◆ **DIRECTIONS FOR THIS TASK**
The answer must be every entry below, word for word, with the pictures left out.

◆ **MATERIALS PROVIDED**
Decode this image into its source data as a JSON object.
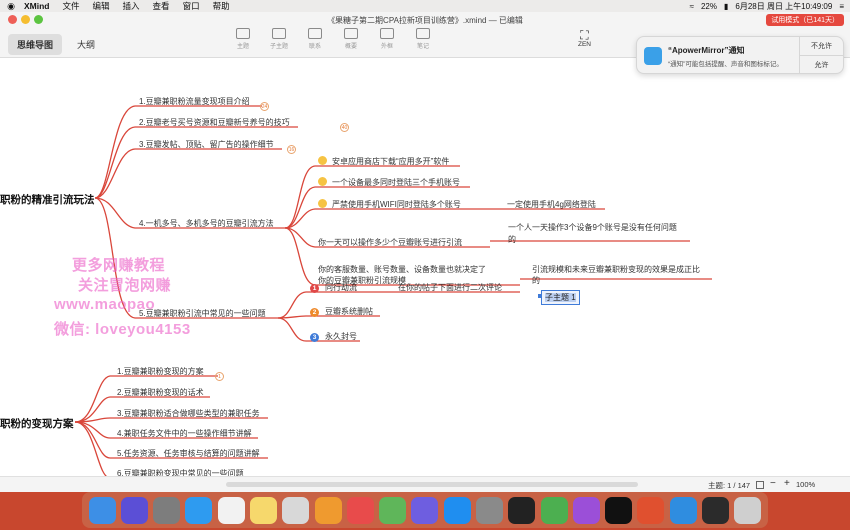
{
  "menubar": {
    "app_name": "XMind",
    "items": [
      "文件",
      "编辑",
      "插入",
      "查看",
      "窗口",
      "帮助"
    ],
    "battery": "22%",
    "datetime": "6月28日 周日 上午10:49:09"
  },
  "window": {
    "title": "《果糖子第二期CPA拉新项目训练营》.xmind — 已编辑",
    "trial_badge": "试用模式（已141天）",
    "view_tabs": [
      "思维导图",
      "大纲"
    ],
    "toolbar": [
      "主题",
      "子主题",
      "联系",
      "概要",
      "外框",
      "笔记"
    ],
    "zen_label": "ZEN"
  },
  "notification": {
    "title": "“ApowerMirror”通知",
    "body": "“通知”可能包括提醒、声音和图标标记。",
    "deny": "不允许",
    "allow": "允许"
  },
  "mindmap": {
    "main1": "职粉的精准引流玩法",
    "main1_children": [
      "1.豆瓣兼职粉流量变现项目介绍",
      "2.豆瓣老号买号资源和豆瓣新号养号的技巧",
      "3.豆瓣发帖、顶贴、留广告的操作细节",
      "4.一机多号、多机多号的豆瓣引流方法",
      "5.豆瓣兼职粉引流中常见的一些问题"
    ],
    "badges": [
      "24",
      "40",
      "16"
    ],
    "topic4_children": [
      "安卓应用商店下载“应用多开”软件",
      "一个设备最多同时登陆三个手机账号",
      "严禁使用手机WIFI同时登陆多个账号",
      "你一天可以操作多少个豆瓣账号进行引流",
      "你的客服数量、账号数量、设备数量也就决定了",
      "你的豆瓣兼职粉引流规模"
    ],
    "topic4_subs": [
      "一定使用手机4g网络登陆",
      "一个人一天操作3个设备9个账号是没有任何问题",
      "的",
      "引流规模和未来豆瓣兼职粉变现的效果是成正比",
      "的"
    ],
    "topic5_children": [
      "同行劫流",
      "豆瓣系统删帖",
      "永久封号"
    ],
    "topic5_nums": [
      "1",
      "2",
      "3"
    ],
    "topic5_sub": "在你的帖子下面进行二次评论",
    "selected_subtopic": "子主题 1",
    "main2": "职粉的变现方案",
    "main2_children": [
      "1.豆瓣兼职粉变现的方案",
      "2.豆瓣兼职粉变现的话术",
      "3.豆瓣兼职粉适合做哪些类型的兼职任务",
      "4.兼职任务文件中的一些操作细节讲解",
      "5.任务资源、任务审核与结算的问题讲解",
      "6.豆瓣兼职粉变现中常见的一些问题"
    ],
    "main2_badge": "1"
  },
  "watermark": [
    "更多网赚教程",
    "关注冒泡网赚",
    "www.maopao",
    "微信: loveyou4153"
  ],
  "statusbar": {
    "topic_count": "主题: 1 / 147",
    "zoom": "100%"
  },
  "colors": {
    "branch": "#d9463a",
    "accent": "#3f7bd8"
  }
}
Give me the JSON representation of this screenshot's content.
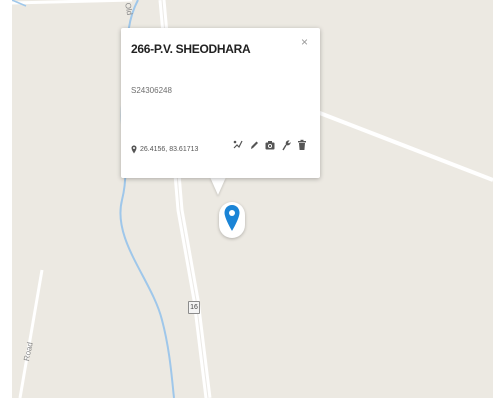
{
  "map": {
    "road_label_top": "Old",
    "road_label_left": "Road",
    "route_shield": "16",
    "colors": {
      "land": "#ece9e2",
      "river": "#9fc7ea",
      "road": "#ffffff",
      "marker": "#1a84d6"
    }
  },
  "popup": {
    "title": "266-P.V. SHEODHARA",
    "close_label": "×",
    "identifier": "S24306248",
    "coordinates": "26.4156, 83.61713",
    "icons": {
      "location": "location-pin-icon",
      "satellite": "satellite-icon",
      "edit": "pencil-icon",
      "photo": "camera-icon",
      "tool": "wrench-icon",
      "delete": "trash-icon"
    }
  },
  "marker": {
    "icon": "location-pin-icon"
  }
}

◆ **RESULT OF THE TASK**
Decode this image into its source data as a JSON object.
{
  "menubar": {
    "app_name": "XMind",
    "items": [
      "文件",
      "编辑",
      "插入",
      "查看",
      "窗口",
      "帮助"
    ],
    "battery": "22%",
    "datetime": "6月28日 周日 上午10:49:09"
  },
  "window": {
    "title": "《果糖子第二期CPA拉新项目训练营》.xmind — 已编辑",
    "trial_badge": "试用模式（已141天）",
    "view_tabs": [
      "思维导图",
      "大纲"
    ],
    "toolbar": [
      "主题",
      "子主题",
      "联系",
      "概要",
      "外框",
      "笔记"
    ],
    "zen_label": "ZEN"
  },
  "notification": {
    "title": "“ApowerMirror”通知",
    "body": "“通知”可能包括提醒、声音和图标标记。",
    "deny": "不允许",
    "allow": "允许"
  },
  "mindmap": {
    "main1": "职粉的精准引流玩法",
    "main1_children": [
      "1.豆瓣兼职粉流量变现项目介绍",
      "2.豆瓣老号买号资源和豆瓣新号养号的技巧",
      "3.豆瓣发帖、顶贴、留广告的操作细节",
      "4.一机多号、多机多号的豆瓣引流方法",
      "5.豆瓣兼职粉引流中常见的一些问题"
    ],
    "badges": [
      "24",
      "40",
      "16"
    ],
    "topic4_children": [
      "安卓应用商店下载“应用多开”软件",
      "一个设备最多同时登陆三个手机账号",
      "严禁使用手机WIFI同时登陆多个账号",
      "你一天可以操作多少个豆瓣账号进行引流",
      "你的客服数量、账号数量、设备数量也就决定了",
      "你的豆瓣兼职粉引流规模"
    ],
    "topic4_subs": [
      "一定使用手机4g网络登陆",
      "一个人一天操作3个设备9个账号是没有任何问题",
      "的",
      "引流规模和未来豆瓣兼职粉变现的效果是成正比",
      "的"
    ],
    "topic5_children": [
      "同行劫流",
      "豆瓣系统删帖",
      "永久封号"
    ],
    "topic5_nums": [
      "1",
      "2",
      "3"
    ],
    "topic5_sub": "在你的帖子下面进行二次评论",
    "selected_subtopic": "子主题 1",
    "main2": "职粉的变现方案",
    "main2_children": [
      "1.豆瓣兼职粉变现的方案",
      "2.豆瓣兼职粉变现的话术",
      "3.豆瓣兼职粉适合做哪些类型的兼职任务",
      "4.兼职任务文件中的一些操作细节讲解",
      "5.任务资源、任务审核与结算的问题讲解",
      "6.豆瓣兼职粉变现中常见的一些问题"
    ],
    "main2_badge": "1"
  },
  "watermark": [
    "更多网赚教程",
    "关注冒泡网赚",
    "www.maopao",
    "微信: loveyou4153"
  ],
  "statusbar": {
    "topic_count": "主题: 1 / 147",
    "zoom": "100%"
  },
  "colors": {
    "branch": "#d9463a",
    "accent": "#3f7bd8"
  }
}
Give me the JSON representation of this screenshot's content.
{
  "map": {
    "road_label_top": "Old",
    "road_label_left": "Road",
    "route_shield": "16",
    "colors": {
      "land": "#ece9e2",
      "river": "#9fc7ea",
      "road": "#ffffff",
      "marker": "#1a84d6"
    }
  },
  "popup": {
    "title": "266-P.V. SHEODHARA",
    "close_label": "×",
    "identifier": "S24306248",
    "coordinates": "26.4156, 83.61713",
    "icons": {
      "location": "location-pin-icon",
      "satellite": "satellite-icon",
      "edit": "pencil-icon",
      "photo": "camera-icon",
      "tool": "wrench-icon",
      "delete": "trash-icon"
    }
  },
  "marker": {
    "icon": "location-pin-icon"
  }
}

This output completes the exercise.